So, how to balance these apparently conflicting goals? The answer might be to divide OCLC into two parts. OCLC1, the bibliographic utility, responsible for maintenance and development of the bibliographic database and records of library holdings, with a specific charge to attempt to be as comprehensive in terms of containing the record of the bibliographic production of humankind, and to provide unfettered access at the lowest price (the same price for everyone) that guarantees sustainability; and OCLC2, a systems and services vendor like any other (except that it is member owned and profits are ploughed back into development and to support the members) that seeks to compete with other vendors to create innovative services for any library. OCLC1 should be low priced enough to obviate the need for any other entity to find it necessary or profitable to attempt to duplicate a similar comprehensive bibliographic database, also other vendors will have a vested interest in maintaining the comprehensiveness of the database since their own systems will be layered on top of the bibliographic utility, and OCLC2 can sink or swim in the marketplace based on price and innovation.

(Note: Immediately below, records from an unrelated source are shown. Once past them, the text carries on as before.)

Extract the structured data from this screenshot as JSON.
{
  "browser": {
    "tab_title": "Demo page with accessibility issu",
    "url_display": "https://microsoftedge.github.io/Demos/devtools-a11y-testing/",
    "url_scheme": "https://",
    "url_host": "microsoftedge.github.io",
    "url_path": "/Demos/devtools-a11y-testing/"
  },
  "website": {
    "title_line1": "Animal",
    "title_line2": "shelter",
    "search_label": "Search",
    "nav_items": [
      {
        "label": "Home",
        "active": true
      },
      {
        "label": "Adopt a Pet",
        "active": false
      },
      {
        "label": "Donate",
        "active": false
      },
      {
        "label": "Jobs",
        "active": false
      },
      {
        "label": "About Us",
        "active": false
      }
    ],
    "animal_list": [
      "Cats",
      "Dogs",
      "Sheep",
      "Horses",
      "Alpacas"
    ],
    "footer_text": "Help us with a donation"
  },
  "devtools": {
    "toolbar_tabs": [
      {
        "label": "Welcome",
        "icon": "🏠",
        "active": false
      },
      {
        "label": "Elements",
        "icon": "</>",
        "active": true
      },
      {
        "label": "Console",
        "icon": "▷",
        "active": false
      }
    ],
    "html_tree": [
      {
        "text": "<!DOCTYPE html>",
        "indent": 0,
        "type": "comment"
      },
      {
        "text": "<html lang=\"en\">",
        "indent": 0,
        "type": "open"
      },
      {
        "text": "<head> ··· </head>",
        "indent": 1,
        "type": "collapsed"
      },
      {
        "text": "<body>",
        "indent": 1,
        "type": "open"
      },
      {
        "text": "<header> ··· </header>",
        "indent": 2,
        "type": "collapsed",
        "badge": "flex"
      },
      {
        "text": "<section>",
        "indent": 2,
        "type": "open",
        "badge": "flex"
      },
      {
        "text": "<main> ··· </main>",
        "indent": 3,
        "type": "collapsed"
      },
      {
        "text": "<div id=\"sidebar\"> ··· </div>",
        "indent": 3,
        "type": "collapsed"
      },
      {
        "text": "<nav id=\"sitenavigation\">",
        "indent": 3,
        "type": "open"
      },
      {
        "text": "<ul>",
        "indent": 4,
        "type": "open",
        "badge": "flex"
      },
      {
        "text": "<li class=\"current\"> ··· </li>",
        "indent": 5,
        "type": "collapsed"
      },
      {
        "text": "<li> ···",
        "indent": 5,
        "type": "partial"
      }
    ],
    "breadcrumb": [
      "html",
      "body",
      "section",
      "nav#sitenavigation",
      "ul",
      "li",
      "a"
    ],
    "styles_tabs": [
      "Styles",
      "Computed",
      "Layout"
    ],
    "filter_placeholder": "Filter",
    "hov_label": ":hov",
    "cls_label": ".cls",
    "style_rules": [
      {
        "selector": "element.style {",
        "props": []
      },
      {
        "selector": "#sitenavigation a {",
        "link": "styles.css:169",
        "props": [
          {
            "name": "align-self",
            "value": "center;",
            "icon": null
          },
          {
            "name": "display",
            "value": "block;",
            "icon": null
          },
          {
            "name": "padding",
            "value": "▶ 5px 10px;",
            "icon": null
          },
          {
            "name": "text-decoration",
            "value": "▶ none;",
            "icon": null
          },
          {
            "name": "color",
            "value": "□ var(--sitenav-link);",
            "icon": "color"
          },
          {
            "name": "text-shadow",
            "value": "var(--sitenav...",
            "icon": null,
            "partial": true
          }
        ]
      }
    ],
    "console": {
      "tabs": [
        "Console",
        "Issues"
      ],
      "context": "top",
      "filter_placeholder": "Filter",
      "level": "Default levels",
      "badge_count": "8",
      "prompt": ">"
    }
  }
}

I doubt if Barbara will like my solution. It is based on hard-nosed self interest (albeit organized collectively.) But then so was the enclosure of the English commons in the 17th and 18th centuries. Powerful landowners forced Parliament to provide a legal structure that enabled them to enclose common land and disempower villagers and landless peasants. This was a painful and violent process, but ultimately it contributed to a rise in English food production, the creation of an urban working class, and ushered in the Industrial Revolution leading to raised living standards for all; because landowners were prepared to invest in sustainability and innovation, while commoners were not. While I don’t want to down play the pain my ancestors endured as they left rural